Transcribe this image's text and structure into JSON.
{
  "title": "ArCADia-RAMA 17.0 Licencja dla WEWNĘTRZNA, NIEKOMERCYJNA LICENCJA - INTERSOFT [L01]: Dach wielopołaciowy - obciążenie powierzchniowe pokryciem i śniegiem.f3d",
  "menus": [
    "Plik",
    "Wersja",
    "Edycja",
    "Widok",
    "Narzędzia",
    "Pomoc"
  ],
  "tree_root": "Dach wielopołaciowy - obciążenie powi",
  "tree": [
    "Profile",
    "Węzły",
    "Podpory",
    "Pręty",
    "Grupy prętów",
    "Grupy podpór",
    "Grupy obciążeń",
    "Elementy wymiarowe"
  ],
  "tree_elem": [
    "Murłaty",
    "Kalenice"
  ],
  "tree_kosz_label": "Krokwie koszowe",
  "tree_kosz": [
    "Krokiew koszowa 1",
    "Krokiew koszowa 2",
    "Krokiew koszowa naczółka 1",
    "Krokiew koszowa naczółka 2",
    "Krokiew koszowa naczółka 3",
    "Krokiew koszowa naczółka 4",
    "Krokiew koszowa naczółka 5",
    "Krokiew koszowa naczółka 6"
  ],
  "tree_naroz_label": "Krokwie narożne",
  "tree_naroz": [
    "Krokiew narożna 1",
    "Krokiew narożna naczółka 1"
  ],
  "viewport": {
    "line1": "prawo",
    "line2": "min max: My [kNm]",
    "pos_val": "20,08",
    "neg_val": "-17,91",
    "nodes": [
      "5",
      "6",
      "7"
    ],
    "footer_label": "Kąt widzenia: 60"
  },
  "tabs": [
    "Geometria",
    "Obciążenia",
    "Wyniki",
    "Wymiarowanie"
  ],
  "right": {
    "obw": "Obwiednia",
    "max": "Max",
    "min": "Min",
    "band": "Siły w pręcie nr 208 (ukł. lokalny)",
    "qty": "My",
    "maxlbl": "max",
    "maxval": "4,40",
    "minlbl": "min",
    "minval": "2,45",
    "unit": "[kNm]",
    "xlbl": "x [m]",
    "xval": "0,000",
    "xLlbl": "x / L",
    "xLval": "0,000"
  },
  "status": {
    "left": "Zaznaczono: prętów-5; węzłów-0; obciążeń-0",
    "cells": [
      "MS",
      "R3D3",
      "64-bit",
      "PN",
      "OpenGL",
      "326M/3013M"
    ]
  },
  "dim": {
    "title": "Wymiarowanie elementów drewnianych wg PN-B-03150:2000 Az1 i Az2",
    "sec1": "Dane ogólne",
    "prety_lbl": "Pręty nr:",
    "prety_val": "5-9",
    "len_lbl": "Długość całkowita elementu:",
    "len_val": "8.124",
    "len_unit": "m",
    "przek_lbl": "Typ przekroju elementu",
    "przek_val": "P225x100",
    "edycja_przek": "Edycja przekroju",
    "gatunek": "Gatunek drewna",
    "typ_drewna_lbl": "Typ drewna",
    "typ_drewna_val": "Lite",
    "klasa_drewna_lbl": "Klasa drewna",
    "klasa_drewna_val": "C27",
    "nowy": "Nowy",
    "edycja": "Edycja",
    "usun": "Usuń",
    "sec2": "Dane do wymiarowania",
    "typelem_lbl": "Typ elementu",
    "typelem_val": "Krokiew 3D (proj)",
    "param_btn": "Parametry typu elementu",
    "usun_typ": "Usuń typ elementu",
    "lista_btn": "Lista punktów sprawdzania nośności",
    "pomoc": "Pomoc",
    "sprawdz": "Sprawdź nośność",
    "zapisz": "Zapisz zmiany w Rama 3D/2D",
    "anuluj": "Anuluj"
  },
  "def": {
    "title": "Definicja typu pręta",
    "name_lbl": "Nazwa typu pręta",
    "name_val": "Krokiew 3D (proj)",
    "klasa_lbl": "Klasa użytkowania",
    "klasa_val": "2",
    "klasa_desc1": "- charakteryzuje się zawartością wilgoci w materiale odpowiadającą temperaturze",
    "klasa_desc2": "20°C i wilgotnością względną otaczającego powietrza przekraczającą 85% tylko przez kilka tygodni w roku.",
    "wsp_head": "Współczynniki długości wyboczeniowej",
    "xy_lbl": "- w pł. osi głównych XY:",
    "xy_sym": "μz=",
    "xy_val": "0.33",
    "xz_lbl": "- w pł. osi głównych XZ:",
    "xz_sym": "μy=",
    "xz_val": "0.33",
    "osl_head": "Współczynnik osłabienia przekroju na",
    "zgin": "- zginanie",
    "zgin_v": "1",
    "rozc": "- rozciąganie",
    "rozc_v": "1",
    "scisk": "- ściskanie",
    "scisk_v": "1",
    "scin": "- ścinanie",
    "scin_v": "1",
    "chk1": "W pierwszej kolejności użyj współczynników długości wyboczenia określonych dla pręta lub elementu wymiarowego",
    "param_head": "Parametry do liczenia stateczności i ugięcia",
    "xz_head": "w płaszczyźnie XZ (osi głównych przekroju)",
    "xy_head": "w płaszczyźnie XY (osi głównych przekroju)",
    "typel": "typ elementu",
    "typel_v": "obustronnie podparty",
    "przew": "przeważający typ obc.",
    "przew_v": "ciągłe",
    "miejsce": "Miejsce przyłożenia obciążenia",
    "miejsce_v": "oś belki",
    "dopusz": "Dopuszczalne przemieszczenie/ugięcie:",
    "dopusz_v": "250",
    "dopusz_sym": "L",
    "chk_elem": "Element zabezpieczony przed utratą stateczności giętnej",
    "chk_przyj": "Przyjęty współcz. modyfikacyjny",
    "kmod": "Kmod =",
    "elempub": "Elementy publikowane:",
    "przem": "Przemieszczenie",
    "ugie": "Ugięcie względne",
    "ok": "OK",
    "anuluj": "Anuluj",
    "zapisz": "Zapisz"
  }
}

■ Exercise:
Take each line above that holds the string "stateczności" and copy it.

■ Exercise response:
    "param_head": "Parametry do liczenia stateczności i ugięcia",
    "chk_elem": "Element zabezpieczony przed utratą stateczności giętnej",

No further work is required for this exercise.